The Greeks must shoulder much of the responsibility for their predicament. Mr Tsipras’s strategy has been back-to-front: to find an audience for his views on European democracy, he needed first to earn the trust of his creditors rather than shatter it. Unlike every other country that has received a bailout, no Greek government seems fully to have accepted the need for reform. But the Europeans are hardly blameless. Presented with the first authentic democratic challenge to their rules, they pettifogged on detail and fretted about moral hazard. One problem has been the presence of the IMF, which is more concerned to ensure it sums add up than to paper over the political troubles of the euro zone. It is running out of patience with the Europeans. But the Germans insist on keeping it involved to counter what they perceive as softheadedness in the commission. That is what passes for strategy inside the eurozone these days. Kafka’s tales often follow their own spiral of logic towards grisly, even tragic conclusions.
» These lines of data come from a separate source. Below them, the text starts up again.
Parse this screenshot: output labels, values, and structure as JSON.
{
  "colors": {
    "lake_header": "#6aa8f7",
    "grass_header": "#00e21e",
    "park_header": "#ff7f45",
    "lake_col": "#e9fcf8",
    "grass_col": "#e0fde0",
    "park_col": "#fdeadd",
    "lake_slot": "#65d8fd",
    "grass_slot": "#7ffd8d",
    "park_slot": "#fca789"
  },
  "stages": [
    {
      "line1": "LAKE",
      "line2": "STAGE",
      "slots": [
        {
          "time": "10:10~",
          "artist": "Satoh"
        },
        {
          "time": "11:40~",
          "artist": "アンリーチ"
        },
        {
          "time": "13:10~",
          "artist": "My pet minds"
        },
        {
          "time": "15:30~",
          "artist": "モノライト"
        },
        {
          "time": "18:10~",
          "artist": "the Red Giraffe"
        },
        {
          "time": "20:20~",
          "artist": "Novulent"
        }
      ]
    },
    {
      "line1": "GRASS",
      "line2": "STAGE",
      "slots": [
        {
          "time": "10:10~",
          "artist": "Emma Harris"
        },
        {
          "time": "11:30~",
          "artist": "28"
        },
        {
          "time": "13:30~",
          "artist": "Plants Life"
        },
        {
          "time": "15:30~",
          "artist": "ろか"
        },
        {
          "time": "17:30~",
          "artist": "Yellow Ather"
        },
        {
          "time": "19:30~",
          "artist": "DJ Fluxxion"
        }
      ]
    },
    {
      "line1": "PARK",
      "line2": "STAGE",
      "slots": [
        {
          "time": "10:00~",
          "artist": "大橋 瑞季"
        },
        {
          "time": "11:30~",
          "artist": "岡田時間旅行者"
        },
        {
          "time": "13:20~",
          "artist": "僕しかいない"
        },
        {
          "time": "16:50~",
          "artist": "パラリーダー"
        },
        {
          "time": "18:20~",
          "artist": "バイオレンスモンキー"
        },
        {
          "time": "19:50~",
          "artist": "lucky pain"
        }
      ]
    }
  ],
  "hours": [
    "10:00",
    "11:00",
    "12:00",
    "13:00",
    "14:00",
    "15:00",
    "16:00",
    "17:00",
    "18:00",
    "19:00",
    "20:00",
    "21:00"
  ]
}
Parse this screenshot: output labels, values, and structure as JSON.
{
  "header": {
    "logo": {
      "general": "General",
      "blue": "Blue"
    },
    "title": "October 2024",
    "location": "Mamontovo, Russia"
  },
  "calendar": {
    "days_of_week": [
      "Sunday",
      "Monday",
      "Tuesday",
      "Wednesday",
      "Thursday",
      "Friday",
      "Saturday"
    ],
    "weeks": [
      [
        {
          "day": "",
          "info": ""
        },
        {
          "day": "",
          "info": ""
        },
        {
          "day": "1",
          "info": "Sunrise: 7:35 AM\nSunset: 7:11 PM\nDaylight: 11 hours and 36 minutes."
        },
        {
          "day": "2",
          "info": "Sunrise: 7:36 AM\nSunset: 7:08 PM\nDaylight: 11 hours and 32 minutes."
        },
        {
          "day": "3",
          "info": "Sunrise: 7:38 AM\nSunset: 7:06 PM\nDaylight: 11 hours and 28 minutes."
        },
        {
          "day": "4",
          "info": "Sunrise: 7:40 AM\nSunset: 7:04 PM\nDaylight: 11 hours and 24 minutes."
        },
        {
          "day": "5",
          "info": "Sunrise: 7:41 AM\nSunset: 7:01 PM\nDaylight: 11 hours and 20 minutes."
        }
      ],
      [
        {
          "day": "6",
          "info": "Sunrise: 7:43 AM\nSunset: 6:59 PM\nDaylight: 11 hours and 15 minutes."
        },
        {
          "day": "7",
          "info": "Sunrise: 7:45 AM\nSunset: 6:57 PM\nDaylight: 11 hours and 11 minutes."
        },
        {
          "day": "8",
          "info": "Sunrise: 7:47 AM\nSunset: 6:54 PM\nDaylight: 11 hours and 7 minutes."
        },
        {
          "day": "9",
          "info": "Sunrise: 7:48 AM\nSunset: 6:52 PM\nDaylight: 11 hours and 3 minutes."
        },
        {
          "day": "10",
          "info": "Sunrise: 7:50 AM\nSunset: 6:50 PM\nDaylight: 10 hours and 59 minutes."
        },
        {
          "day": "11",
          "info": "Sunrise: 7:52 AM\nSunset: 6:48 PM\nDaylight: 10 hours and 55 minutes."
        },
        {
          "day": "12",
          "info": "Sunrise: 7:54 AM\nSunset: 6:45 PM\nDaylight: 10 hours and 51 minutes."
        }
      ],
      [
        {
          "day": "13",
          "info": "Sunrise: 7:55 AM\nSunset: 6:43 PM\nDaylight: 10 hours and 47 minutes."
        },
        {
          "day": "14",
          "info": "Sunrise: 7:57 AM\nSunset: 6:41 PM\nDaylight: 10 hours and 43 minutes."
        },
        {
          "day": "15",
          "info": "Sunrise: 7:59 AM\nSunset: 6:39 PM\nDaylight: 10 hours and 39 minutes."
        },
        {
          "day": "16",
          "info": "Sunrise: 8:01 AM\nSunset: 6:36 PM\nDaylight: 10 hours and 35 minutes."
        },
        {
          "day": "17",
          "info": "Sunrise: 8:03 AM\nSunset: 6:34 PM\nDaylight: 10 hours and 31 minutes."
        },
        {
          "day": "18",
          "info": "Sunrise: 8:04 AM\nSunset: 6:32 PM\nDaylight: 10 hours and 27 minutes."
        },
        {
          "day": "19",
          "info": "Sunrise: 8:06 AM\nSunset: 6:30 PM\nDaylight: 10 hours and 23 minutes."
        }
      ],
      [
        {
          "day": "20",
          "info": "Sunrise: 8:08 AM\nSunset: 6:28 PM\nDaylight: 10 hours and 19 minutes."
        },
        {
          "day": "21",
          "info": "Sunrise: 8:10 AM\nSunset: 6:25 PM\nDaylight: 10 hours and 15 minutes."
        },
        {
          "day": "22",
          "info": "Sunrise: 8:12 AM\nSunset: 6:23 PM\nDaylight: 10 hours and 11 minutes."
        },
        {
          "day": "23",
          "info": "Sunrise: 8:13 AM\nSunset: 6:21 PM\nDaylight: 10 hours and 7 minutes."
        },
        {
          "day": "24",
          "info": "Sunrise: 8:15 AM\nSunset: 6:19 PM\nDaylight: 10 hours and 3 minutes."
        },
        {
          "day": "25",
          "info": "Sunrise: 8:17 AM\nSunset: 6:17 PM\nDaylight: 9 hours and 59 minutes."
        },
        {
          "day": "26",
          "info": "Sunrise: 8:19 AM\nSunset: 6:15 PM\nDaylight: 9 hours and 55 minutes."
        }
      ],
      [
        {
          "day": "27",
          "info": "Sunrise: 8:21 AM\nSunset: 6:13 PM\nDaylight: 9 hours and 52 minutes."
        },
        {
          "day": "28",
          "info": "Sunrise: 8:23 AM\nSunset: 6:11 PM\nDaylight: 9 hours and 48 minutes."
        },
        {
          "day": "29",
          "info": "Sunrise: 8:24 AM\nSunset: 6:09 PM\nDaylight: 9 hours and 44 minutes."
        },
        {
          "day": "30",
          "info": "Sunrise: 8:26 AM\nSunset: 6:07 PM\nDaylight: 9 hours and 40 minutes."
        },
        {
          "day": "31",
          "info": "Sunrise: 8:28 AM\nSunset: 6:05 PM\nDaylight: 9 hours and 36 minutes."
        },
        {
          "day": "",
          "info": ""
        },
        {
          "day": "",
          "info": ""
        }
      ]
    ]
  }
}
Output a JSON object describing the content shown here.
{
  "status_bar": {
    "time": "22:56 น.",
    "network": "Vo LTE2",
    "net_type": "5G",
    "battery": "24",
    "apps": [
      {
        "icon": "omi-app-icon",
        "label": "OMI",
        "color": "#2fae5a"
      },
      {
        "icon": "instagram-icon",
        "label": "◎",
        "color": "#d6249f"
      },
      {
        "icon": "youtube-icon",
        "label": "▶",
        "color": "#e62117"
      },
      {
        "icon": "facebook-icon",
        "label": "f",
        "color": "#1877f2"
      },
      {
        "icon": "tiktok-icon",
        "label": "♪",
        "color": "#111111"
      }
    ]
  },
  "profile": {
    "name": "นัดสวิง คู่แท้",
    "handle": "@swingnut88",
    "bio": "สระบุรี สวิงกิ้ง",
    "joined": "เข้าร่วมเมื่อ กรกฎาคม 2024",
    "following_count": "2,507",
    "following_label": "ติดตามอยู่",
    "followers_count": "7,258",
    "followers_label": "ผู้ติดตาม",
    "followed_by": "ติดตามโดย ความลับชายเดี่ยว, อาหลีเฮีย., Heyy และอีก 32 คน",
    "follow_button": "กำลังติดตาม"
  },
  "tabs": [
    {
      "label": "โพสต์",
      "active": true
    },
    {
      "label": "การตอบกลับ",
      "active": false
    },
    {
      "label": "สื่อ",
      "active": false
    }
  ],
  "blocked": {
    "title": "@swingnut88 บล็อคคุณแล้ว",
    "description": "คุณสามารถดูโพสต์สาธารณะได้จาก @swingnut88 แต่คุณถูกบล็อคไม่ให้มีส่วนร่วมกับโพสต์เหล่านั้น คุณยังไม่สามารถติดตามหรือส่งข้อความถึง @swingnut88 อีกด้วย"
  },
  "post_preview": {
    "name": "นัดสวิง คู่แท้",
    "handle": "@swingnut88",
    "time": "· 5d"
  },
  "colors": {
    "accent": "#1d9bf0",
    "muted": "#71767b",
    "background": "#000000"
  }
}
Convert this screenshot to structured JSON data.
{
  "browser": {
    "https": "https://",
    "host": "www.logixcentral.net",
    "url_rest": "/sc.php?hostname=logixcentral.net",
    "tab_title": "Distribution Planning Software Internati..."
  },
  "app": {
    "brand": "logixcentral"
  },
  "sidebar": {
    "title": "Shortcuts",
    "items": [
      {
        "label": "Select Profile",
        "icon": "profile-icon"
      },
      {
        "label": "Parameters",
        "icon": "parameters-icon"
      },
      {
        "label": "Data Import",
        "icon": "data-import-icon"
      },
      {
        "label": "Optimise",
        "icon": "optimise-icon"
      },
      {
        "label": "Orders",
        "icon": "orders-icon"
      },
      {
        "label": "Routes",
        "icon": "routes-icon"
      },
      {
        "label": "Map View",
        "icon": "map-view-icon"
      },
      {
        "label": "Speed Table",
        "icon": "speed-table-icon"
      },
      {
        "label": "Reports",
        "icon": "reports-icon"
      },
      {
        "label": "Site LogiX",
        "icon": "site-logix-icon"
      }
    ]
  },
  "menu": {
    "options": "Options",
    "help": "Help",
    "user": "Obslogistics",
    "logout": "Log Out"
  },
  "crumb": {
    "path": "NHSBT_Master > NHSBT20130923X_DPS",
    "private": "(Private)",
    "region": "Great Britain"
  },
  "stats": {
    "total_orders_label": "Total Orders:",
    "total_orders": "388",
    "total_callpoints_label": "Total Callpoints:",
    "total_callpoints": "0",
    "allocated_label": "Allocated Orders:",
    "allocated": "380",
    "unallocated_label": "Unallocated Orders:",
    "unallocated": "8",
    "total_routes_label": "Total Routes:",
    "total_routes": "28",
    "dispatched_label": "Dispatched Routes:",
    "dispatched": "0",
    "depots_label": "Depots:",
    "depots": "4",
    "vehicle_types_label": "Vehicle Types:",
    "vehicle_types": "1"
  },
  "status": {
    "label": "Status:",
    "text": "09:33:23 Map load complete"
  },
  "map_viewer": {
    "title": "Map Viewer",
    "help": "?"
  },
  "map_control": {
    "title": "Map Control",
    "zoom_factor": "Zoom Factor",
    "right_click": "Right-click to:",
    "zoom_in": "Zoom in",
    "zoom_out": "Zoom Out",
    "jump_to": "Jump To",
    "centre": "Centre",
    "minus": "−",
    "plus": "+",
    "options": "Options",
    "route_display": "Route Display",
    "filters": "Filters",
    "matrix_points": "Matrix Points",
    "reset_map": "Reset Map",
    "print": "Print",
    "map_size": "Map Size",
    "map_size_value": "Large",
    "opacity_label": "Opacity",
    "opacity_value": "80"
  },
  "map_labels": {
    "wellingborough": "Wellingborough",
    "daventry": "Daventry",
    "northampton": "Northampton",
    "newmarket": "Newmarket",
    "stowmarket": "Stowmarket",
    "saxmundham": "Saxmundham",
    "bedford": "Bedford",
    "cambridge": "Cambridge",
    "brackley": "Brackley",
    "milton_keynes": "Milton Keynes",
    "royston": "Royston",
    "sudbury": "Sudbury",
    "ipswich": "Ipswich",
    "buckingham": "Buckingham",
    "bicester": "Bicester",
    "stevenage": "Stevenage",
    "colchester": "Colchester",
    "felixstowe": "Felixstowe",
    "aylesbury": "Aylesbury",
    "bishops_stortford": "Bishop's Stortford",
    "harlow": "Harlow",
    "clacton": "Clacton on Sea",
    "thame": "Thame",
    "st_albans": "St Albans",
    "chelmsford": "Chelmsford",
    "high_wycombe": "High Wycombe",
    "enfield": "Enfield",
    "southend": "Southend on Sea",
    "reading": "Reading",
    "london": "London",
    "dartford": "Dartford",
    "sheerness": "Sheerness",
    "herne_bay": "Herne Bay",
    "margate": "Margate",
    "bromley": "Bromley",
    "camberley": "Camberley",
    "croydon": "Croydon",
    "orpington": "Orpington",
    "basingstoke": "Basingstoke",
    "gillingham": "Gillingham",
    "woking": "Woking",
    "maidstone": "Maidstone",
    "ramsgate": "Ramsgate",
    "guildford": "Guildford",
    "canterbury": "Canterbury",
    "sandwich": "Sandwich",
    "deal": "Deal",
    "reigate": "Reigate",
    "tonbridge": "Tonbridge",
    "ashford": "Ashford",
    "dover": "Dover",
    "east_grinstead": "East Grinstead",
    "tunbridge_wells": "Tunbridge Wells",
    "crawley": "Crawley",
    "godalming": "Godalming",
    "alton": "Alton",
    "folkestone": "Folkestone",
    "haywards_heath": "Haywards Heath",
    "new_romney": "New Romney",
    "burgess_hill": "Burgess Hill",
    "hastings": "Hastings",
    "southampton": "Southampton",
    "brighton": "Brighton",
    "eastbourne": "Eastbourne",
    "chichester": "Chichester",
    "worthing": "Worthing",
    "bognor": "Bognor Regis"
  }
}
The final chapter of Greece’s story remain to be written. An author is desperately needed.